The sugar tax, which is levied on sugar saturated beverages (‘SSBs’) such as fizzy and energy drinks, is another stumbling block. Tax expert Jonathan Hore has explained it thus: “It is charged with the main intention of reducing the consumption of such beverages as they are linked to diseases such as sugar diabetes and strokes,” he said, adding that the imposition of the tax would result in an increase in the prices of those beverages, inevitably reducing the demand and consumption of the impacted products.
A reduction in consumption of the beverages is expected to reduce the negative effects of sugar-linked diseases. On the other end, it may result in reduced profits for entities which produce or sell the sugar saturated beverages. However, since most of the products are imported, the tax expert says it is not likely to impact jobs and businesses significantly.
The Sugar Sweetened Beverages’ (SSB) levy is now law that took effect in April. Hore explained that the tax is P 0.02 of sugar in excess of 4g per 100ml for labelled SSBs. Unlabelled beverages’ deemed sugar content shall be 25g per 100ml, attracting a deemed excess of 21g/100ml. Through its Coca Cola subsidiary, Nteta says Sechaba supports the sugar reduction goal to reduce consumption of sugar by the population. This is an earnest commitment by the company to align with public health objectives while ensuring the taste of so many people’s favourite beverage is not jeopardised.
However, she argues, taxes are not necessarily the answer to changing human behaviour. The effectiveness of any tax will ultimately depend on how both consumers and businesses adapt and change their behaviour in response, she says, which is something that they cannot as yet determine. In addition, Nteta believes there are more ways to tackle problems spawned by sugar and related overconsumption of it. “Hopefully, we begin exploring other initiatives to address our current health challenges,” she says. “I think we can anticipate impact on profitability of the group due to reformulation of recipes and implementation of new packaging, for instance, which is not cheap, and the ripple effect that will have on CCBB employment and productivity.”

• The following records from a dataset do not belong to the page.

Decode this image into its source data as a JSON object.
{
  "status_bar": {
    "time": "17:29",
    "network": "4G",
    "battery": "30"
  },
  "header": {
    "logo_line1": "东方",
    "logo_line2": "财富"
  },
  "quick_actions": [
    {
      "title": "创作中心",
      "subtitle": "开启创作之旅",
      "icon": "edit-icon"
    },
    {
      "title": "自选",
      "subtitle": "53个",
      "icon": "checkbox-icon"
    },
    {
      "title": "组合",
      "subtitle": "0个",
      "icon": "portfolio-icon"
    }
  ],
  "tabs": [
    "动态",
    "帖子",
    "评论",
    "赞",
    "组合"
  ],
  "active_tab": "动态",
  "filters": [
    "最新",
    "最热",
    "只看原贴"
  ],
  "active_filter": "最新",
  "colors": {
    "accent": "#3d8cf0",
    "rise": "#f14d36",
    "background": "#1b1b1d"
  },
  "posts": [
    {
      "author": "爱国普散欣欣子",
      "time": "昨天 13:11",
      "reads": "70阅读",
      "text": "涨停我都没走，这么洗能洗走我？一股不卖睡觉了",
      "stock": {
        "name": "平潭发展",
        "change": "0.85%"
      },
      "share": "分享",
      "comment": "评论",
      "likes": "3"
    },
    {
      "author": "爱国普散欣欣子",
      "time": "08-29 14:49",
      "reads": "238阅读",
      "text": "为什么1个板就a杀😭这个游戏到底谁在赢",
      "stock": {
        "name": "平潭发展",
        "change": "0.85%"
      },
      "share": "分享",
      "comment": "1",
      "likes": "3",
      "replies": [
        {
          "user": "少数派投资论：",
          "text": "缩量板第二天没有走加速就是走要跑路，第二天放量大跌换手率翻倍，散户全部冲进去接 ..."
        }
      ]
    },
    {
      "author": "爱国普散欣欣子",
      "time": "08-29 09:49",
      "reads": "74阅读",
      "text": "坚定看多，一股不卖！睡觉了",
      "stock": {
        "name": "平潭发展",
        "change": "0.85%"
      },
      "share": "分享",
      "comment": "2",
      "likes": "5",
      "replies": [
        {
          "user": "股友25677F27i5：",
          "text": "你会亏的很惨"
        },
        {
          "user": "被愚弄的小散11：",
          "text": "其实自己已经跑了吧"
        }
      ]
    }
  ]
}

She fears that a domino effect will occur, with knock-on costs incurred by customers of restaurants, retailers and bars. But COVID-19 aside, Nteta says there are other serious issues that command the attention of Sechaba as a group. Among these are global climate challenges. “We are worried about the future of our planet and will continue to play a crucial role in helping to safeguard it,” she says. “Recycling, adoption of sustainable methods of manufacturing, and distribution and sale of our products are some of the ways we are doing so.”